Learning Through Play

Anyone who knows me well knows that math and I have never gotten along. I was able to keep up enough to pass but I never felt like I got it. Fractions were particularly difficult for me so I can empathize with our students who struggle to grasp certain concepts or subjects in school. It is easy to fall behind and harder and harder to catch up. While my parents and teachers did the groundwork to help me understand the general concept of fractions, it didn’t fully click until I looked at it in a different context...music.

I could read and understand music--that made sense to me. It was when I stopped thinking about the fractions as math I realized that I did understand them and had, in fact, been using fractions this whole time when subdividing musical measures and melodies. The skills were there but something about the formal classroom setting caused a disconnect. The only way for me to reconnect with these skills was to practice them in an area I felt skilled at and that I found enjoyable.

This is the basis of my theory on learning through play. Standard classroom learning can be an intimidating and sometimes cold environment. The last thing I want when facilitating a lesson is to have youth stressed or disengaged. I’ve noticed that our youth tend to loosen up when you take out the classroom feel and incorporate more abstract activities, competitions, and games.
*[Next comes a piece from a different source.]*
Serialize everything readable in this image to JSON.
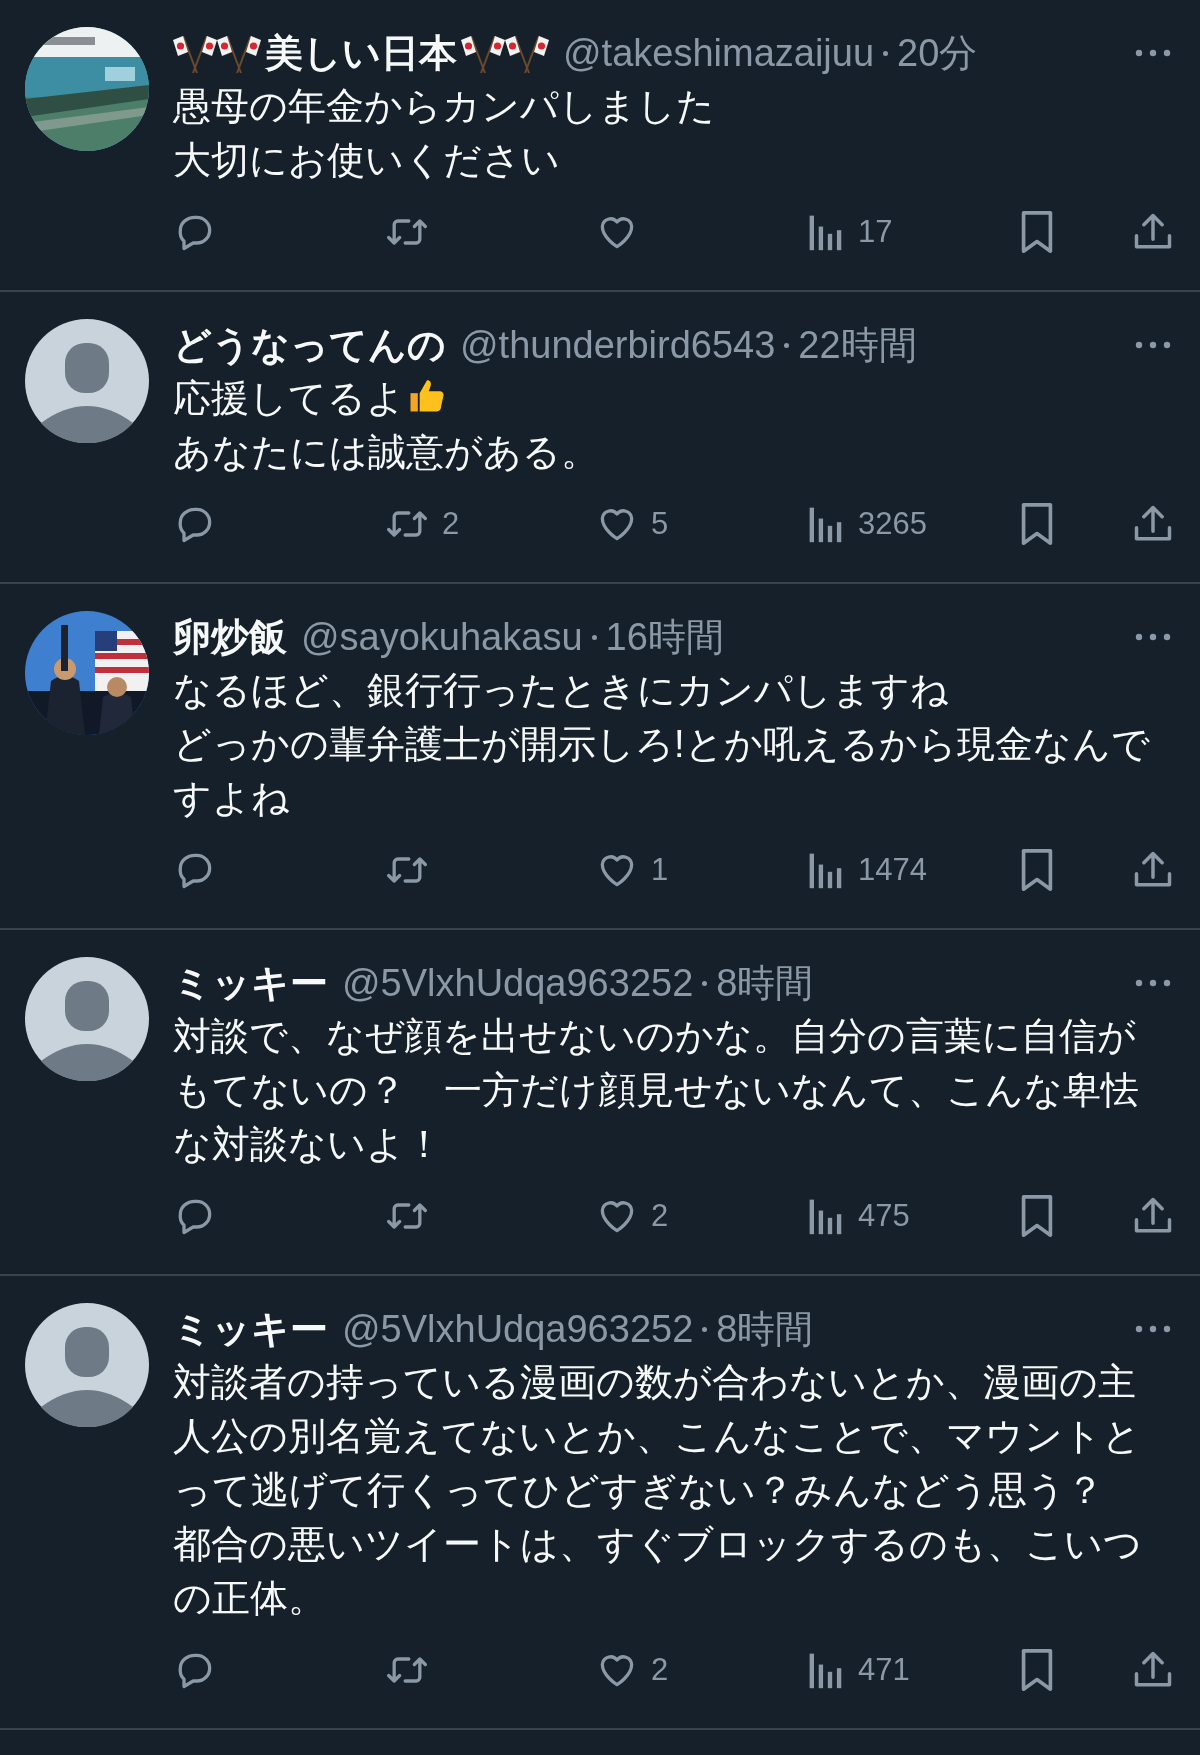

This theory also is the reason that we introduced Skillz Lab this year. Skillz Lab offers a variety of activities for youth to engage in but the catch is that each activity is stimulating some area of their brain. For example, when you challenge a child to build the tallest lego tower, their mind is learning about engineering and architecture. In a Play-Doh version of a “Cake Boss” bake-off, a child’s sculpture is really just practicing concepts in fine art, color theory, and geometry. A simple activity surrounding planting seeds has youth inadvertently learning about living organisms and the science of botany. “Fill in the Caption” comic books are really just storytelling, dialogue, and writing in disguise.

Skillz Lab in particular is embodying our B-READY 2018-19 theme “Change Can’t Wait” by trying something radical with the hopes of a positive outcome. Within an afterschool setting, we are fighting an uphill battle by offering classroom structure after a child has already had a 6+ hour school day. In my opinion, it does us no good to pretend to be what we are not--in this case, teachers. This is especially true when you consider that learning is constant and limitless and that humans learn a variety of ways. The formal classroom setting has already been provided by each of their schools. What we can provide is the supplemental practice and real-life application of those learnings. What we can provide is play.

By Vicky Ajene, Manager of Academic and Enrichment Programs.